● **Your objective**: From the data below, copy each line that includes the word "structured".

─── Provided records ───

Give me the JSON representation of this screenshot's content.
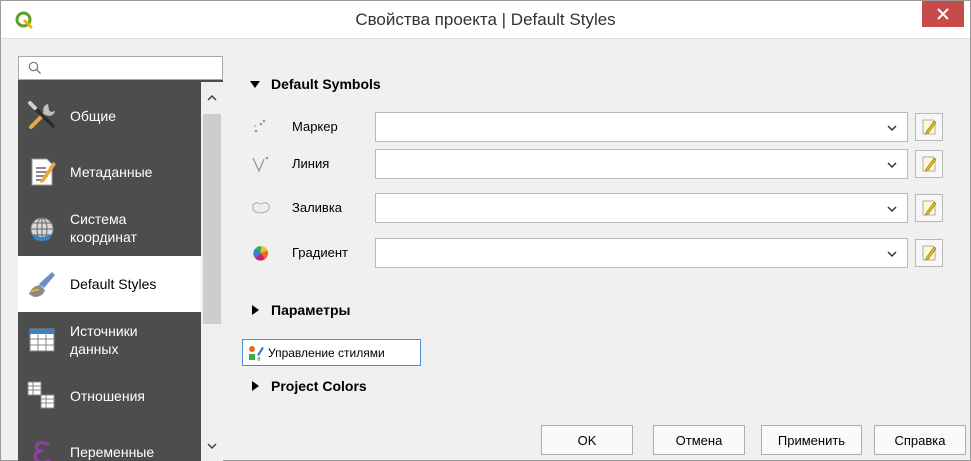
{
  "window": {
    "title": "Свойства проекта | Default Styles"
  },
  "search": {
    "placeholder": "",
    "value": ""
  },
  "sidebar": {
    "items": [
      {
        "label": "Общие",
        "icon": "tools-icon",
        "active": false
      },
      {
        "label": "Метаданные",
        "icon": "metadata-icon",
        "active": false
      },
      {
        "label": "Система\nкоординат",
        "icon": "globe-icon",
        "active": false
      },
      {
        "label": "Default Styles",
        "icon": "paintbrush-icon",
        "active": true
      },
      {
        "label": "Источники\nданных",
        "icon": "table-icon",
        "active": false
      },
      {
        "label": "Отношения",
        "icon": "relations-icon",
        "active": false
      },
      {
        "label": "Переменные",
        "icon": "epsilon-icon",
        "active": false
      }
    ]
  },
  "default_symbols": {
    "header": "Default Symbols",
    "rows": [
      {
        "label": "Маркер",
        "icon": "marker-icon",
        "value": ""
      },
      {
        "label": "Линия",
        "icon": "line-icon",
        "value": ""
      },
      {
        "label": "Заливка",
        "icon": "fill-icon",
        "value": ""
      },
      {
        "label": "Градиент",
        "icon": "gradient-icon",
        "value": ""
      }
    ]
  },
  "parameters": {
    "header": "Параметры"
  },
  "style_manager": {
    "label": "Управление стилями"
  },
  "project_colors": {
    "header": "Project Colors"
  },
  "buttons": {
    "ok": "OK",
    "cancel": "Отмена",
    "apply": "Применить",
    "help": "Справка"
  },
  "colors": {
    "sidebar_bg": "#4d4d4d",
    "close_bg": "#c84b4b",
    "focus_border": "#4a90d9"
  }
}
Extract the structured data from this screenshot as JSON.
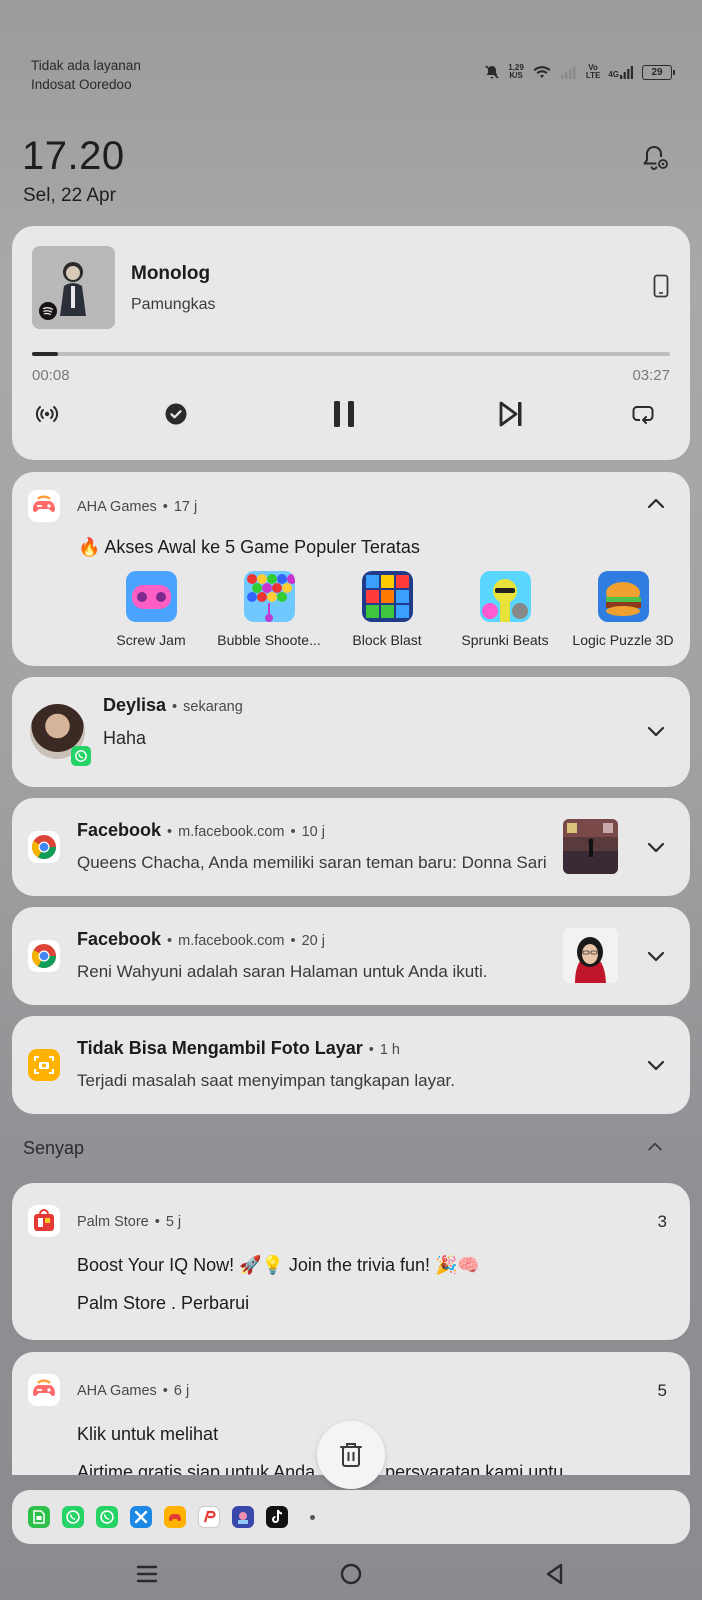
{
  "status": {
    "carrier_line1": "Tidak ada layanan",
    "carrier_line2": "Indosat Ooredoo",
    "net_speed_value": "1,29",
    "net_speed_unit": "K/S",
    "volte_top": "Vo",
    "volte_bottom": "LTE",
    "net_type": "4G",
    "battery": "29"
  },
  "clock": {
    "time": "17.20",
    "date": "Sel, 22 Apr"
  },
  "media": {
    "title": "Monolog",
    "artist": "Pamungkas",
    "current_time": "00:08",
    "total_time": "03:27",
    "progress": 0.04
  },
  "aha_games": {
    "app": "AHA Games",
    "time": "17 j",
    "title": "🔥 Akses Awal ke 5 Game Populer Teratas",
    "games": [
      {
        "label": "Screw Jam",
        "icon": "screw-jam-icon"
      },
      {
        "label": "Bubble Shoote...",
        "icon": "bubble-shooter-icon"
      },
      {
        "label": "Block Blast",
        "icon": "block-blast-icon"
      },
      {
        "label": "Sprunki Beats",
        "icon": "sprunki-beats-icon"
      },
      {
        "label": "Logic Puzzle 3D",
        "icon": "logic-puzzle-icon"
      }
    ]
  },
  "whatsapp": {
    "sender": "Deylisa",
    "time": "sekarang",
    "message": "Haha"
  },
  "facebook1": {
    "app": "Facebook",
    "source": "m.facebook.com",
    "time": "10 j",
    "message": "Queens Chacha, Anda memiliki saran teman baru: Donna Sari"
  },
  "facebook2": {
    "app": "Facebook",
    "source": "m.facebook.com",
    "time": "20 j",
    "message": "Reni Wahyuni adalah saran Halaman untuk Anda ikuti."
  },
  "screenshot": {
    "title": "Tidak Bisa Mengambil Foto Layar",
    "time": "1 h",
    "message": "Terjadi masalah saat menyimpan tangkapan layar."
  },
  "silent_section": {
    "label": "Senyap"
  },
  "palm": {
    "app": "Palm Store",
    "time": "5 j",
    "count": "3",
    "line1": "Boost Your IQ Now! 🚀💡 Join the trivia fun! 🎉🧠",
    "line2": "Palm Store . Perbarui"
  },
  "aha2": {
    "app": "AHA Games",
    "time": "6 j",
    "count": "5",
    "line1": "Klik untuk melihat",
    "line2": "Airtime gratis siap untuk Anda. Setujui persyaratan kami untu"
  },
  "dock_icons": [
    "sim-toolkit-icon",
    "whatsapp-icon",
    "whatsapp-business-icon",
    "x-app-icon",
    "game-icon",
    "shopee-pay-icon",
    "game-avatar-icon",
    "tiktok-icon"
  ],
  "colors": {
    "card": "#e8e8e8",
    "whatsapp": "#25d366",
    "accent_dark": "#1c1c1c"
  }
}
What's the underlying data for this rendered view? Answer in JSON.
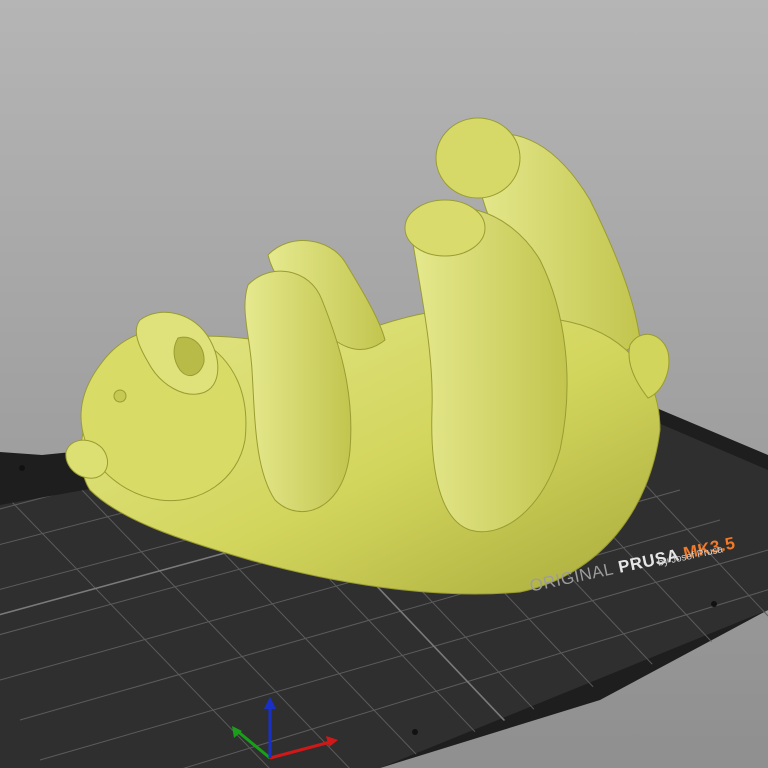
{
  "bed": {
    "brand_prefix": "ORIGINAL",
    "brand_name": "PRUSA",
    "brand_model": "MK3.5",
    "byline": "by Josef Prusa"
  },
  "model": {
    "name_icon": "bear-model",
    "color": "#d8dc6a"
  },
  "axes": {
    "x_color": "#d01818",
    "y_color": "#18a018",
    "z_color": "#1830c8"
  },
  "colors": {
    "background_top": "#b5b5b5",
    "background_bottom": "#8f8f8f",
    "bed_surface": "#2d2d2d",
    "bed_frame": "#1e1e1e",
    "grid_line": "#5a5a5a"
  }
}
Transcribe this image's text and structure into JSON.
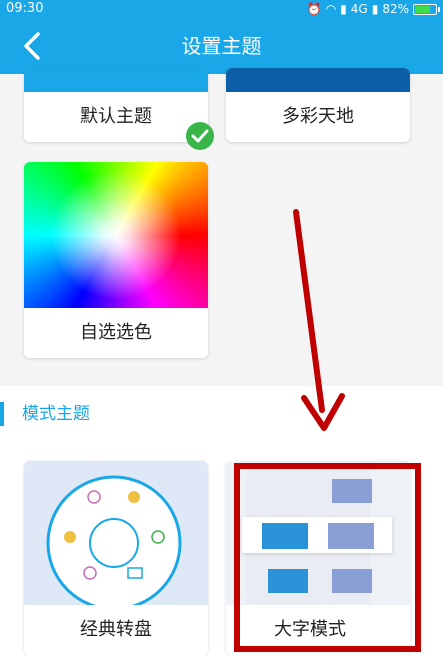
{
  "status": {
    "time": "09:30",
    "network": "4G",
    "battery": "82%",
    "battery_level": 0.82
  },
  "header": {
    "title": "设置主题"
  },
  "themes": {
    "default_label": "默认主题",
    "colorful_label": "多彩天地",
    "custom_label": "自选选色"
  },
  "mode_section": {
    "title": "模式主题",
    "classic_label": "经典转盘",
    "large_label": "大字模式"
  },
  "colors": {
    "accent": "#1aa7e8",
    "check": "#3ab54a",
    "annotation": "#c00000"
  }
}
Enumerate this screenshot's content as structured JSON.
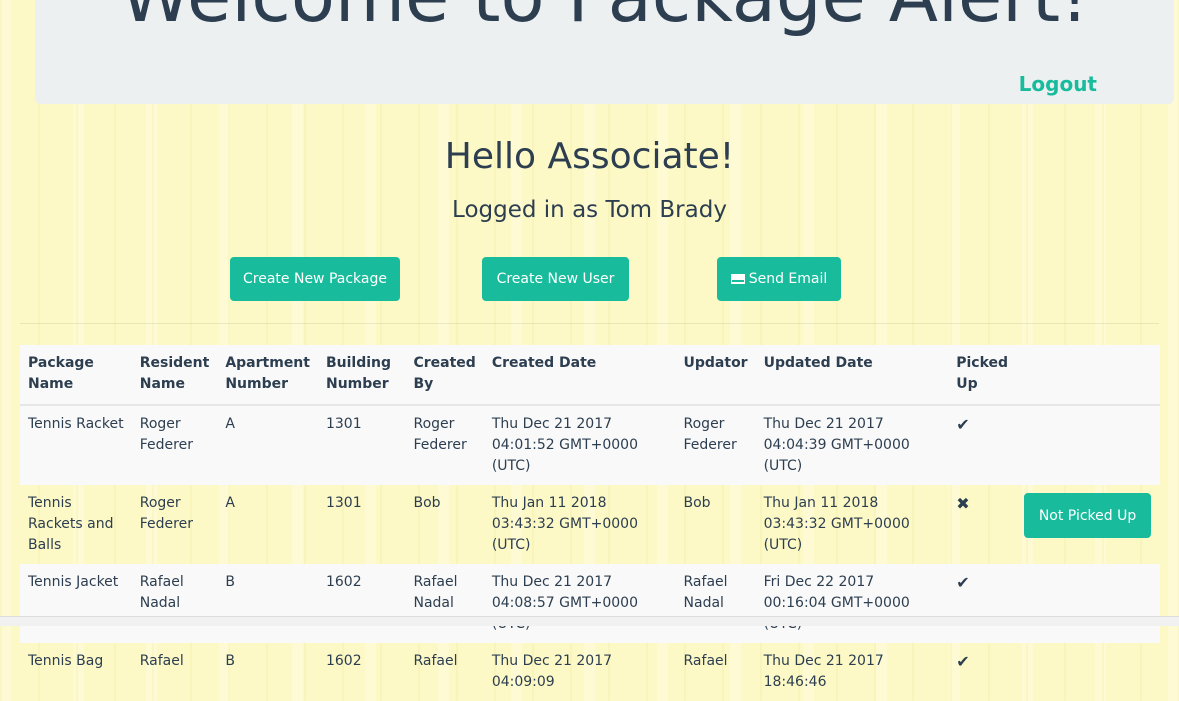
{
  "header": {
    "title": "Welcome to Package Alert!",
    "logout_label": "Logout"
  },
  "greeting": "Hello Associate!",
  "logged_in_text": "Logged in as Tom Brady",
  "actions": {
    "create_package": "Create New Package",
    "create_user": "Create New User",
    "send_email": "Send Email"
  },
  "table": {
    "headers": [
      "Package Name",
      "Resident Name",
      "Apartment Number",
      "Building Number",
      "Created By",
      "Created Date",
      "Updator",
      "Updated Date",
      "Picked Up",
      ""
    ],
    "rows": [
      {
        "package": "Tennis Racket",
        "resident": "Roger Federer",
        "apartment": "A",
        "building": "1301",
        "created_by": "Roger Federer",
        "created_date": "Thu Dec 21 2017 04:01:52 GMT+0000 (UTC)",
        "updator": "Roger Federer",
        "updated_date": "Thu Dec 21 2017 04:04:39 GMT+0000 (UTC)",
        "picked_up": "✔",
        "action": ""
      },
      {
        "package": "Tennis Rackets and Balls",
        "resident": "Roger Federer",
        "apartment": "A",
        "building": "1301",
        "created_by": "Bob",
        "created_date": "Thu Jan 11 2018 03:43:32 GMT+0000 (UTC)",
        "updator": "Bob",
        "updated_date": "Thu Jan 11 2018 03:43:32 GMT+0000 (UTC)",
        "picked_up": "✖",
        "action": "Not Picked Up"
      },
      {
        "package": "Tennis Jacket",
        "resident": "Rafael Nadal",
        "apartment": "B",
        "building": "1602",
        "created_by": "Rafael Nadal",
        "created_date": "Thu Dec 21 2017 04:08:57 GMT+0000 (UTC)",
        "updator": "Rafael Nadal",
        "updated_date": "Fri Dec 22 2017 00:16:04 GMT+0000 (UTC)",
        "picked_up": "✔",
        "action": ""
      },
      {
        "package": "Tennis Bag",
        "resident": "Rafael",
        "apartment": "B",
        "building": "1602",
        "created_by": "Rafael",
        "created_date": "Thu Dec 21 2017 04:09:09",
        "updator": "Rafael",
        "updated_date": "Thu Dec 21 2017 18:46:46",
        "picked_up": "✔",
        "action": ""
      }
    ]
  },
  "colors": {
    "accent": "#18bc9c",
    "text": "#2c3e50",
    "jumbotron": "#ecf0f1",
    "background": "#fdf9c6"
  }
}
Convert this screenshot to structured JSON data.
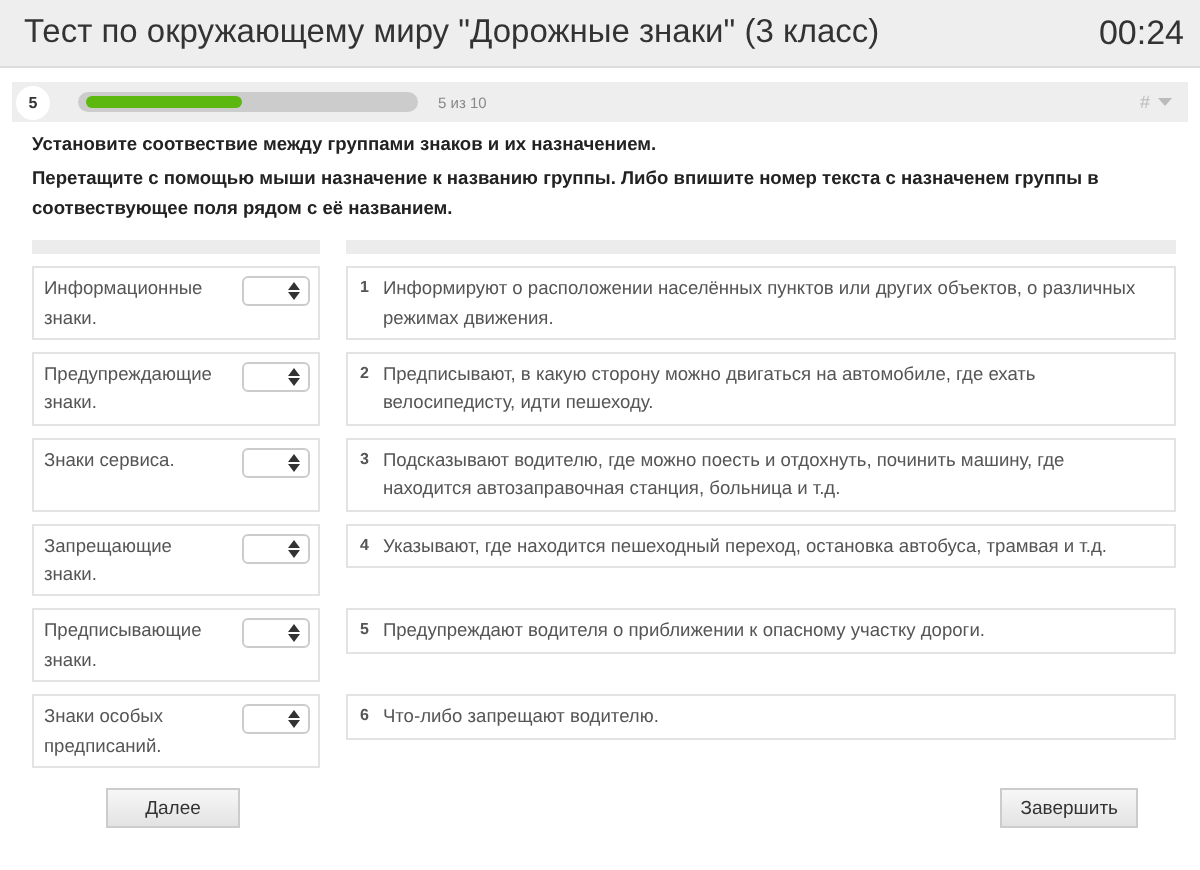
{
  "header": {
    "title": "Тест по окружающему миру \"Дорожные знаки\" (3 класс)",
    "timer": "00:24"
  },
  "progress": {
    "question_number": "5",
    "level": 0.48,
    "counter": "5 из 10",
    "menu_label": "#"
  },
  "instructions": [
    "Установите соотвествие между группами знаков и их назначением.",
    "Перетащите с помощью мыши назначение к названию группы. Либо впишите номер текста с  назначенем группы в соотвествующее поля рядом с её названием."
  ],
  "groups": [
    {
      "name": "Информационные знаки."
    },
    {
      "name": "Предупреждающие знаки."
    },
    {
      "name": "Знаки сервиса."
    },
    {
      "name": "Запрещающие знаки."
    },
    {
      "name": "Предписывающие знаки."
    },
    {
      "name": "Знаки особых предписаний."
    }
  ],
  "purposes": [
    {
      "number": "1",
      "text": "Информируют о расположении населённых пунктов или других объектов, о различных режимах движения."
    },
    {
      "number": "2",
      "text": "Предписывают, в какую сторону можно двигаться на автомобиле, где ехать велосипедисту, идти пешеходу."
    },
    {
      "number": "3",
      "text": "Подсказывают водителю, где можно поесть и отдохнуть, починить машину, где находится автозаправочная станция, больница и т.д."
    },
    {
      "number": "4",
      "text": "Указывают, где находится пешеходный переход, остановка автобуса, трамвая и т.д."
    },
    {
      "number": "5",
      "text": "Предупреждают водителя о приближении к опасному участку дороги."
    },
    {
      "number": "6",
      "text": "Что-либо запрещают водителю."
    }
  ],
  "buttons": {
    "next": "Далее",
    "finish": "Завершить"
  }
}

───

● **Response for this exercise**:
Extract the structured data from this screenshot as JSON.
Enumerate this screenshot's content as structured JSON.
Convert this screenshot to structured JSON data.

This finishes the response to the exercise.